**What is required**
When writing out the listing below, reproduce every word exactly and skip the pictures.

**Extracted records**
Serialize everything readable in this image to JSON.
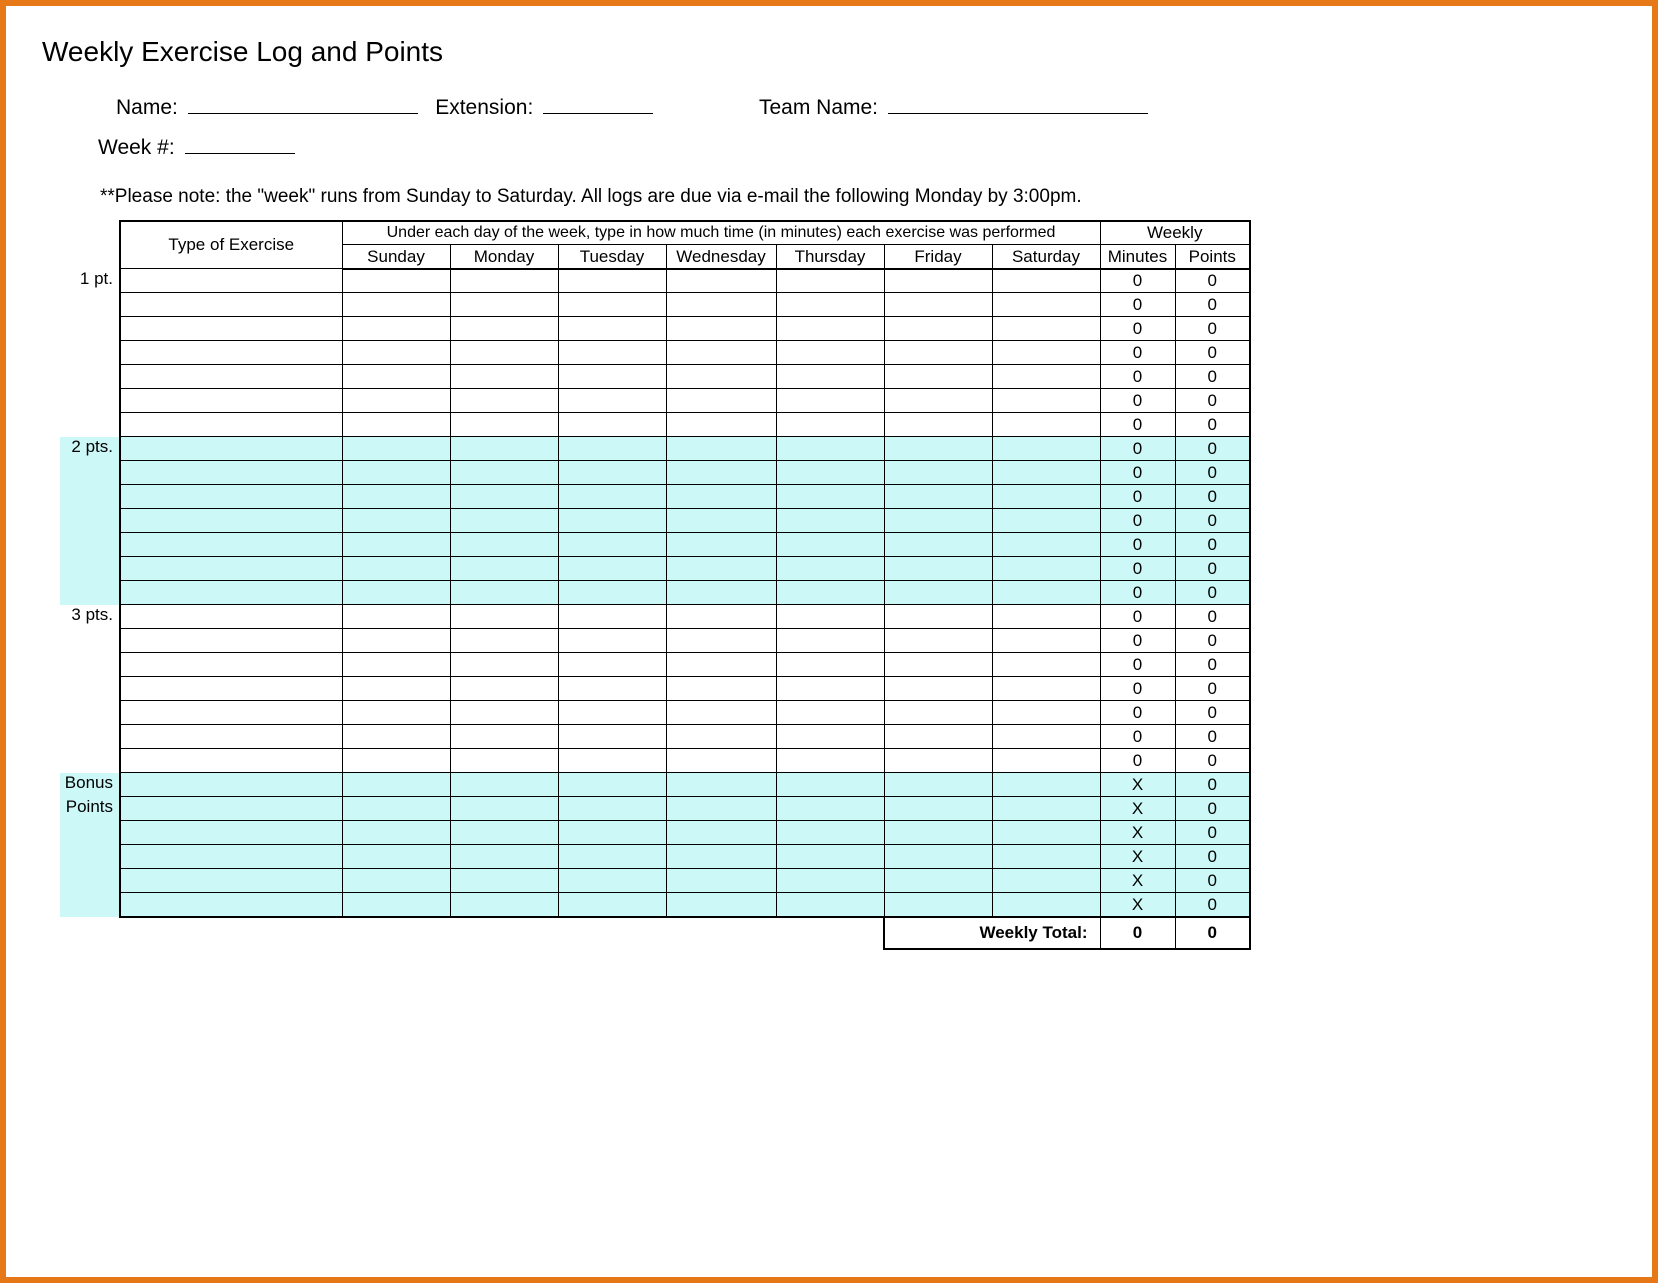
{
  "title": "Weekly Exercise Log and Points",
  "meta": {
    "name_label": "Name:",
    "extension_label": "Extension:",
    "team_label": "Team Name:",
    "week_label": "Week #:"
  },
  "note": "**Please note: the \"week\" runs from Sunday to Saturday.  All logs are due via e-mail the following Monday by 3:00pm.",
  "table": {
    "type_header": "Type of Exercise",
    "instruction": "Under each day of the week, type in how much time (in minutes) each exercise was performed",
    "weekly_header": "Weekly",
    "days": [
      "Sunday",
      "Monday",
      "Tuesday",
      "Wednesday",
      "Thursday",
      "Friday",
      "Saturday"
    ],
    "wk_cols": [
      "Minutes",
      "Points"
    ],
    "sections": [
      {
        "label": "1 pt.",
        "shaded": false,
        "rows": 7,
        "minutes": "0",
        "points": "0"
      },
      {
        "label": "2 pts.",
        "shaded": true,
        "rows": 7,
        "minutes": "0",
        "points": "0"
      },
      {
        "label": "3 pts.",
        "shaded": false,
        "rows": 7,
        "minutes": "0",
        "points": "0"
      },
      {
        "label": "Bonus",
        "label2": "Points",
        "shaded": true,
        "rows": 6,
        "minutes": "X",
        "points": "0"
      }
    ],
    "total_label": "Weekly Total:",
    "total_minutes": "0",
    "total_points": "0"
  }
}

**Problem solution**
Serialize everything readable in this image to JSON.
{
  "title": "Weekly Exercise Log and Points",
  "meta": {
    "name_label": "Name:",
    "extension_label": "Extension:",
    "team_label": "Team Name:",
    "week_label": "Week #:"
  },
  "note": "**Please note: the \"week\" runs from Sunday to Saturday.  All logs are due via e-mail the following Monday by 3:00pm.",
  "table": {
    "type_header": "Type of Exercise",
    "instruction": "Under each day of the week, type in how much time (in minutes) each exercise was performed",
    "weekly_header": "Weekly",
    "days": [
      "Sunday",
      "Monday",
      "Tuesday",
      "Wednesday",
      "Thursday",
      "Friday",
      "Saturday"
    ],
    "wk_cols": [
      "Minutes",
      "Points"
    ],
    "sections": [
      {
        "label": "1 pt.",
        "shaded": false,
        "rows": 7,
        "minutes": "0",
        "points": "0"
      },
      {
        "label": "2 pts.",
        "shaded": true,
        "rows": 7,
        "minutes": "0",
        "points": "0"
      },
      {
        "label": "3 pts.",
        "shaded": false,
        "rows": 7,
        "minutes": "0",
        "points": "0"
      },
      {
        "label": "Bonus",
        "label2": "Points",
        "shaded": true,
        "rows": 6,
        "minutes": "X",
        "points": "0"
      }
    ],
    "total_label": "Weekly Total:",
    "total_minutes": "0",
    "total_points": "0"
  }
}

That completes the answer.